Check out the video below featuring a Japanese television advertisement for the 2017 Wagon R Stingray. The commercial presents the car as a massive, muscular bull that seems determined to charge its owner to death. If that type of marketing doesn't get the point across, I don't know what can. The ad is short, quick, to the point and leaves a lasting impression of the wagon.

Behind the Scenes of Ryan Tuerck’s GT4586 Portland Shoot

We featured footage of Ryan Tuerck sending his Ferrari 458 V-8 engined Toyota GT86 affectionately named the GT4586 into the side of the hillside during part of a hillclimb shoot for Donut Media two months ago. This week, Donut released a short behind-the-scenes video of filming that GT4586 clip.

The best part of being a legit filming operation is when the cops come, you flash your fancy permits and the cops leave. That is what happened at the shoot. According to Tuerck, cops were called and they showed up, but the film crew had the correct permits to shut the street down and film there. While checking on the crew, the cop wanted an autograph from Tuerck. Tuerck wanted to sign the ticket book, but was only allowed to sign his notebook instead.

The behind-the-scenes video features the "Tuerck'd" wreck when he sends the GT4586 into the hillside and it shows the logistics of fixing it to continue the shoot. I think the best part is, how do you fix your one of one race car build? You lift it with the same tool enthusiasts around the country do. With a Harbor Frieght floor jack. The crew laid out tools all over the road to get the car fixed.

Tuerck goes through a few of the issues they had to deal with during shooting the clip. Apparently, a crazy neighbor came down and yelled at the film crew. They were filming on a road, after all. Also, according to Tuerck, someone robbed a few people at gunpoint, drove by the shoot, and was followed by cops about 10 minutes later looking for the robber.
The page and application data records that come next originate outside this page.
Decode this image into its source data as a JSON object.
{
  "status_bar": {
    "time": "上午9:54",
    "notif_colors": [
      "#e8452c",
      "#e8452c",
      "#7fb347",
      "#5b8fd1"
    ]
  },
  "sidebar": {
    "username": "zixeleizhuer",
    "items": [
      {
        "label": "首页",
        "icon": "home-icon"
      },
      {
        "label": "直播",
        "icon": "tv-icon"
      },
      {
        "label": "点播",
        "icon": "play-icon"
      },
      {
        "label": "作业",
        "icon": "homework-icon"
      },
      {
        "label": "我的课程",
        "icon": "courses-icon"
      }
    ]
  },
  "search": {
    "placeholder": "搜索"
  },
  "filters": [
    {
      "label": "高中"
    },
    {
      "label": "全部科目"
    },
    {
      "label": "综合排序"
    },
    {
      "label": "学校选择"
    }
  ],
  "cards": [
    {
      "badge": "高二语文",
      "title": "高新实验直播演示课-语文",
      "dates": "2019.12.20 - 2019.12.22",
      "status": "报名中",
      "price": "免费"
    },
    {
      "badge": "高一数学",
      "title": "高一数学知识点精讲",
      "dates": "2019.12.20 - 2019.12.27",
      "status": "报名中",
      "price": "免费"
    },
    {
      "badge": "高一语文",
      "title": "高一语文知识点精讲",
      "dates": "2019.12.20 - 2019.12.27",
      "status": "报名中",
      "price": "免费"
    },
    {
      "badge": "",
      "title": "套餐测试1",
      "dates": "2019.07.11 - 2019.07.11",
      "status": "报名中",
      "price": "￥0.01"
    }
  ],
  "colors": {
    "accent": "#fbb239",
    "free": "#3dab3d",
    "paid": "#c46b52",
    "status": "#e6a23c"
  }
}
The things you will find at a car shoot.

Check out Donut Media's GT4586 Behind-the-Scenes-Facebook video below.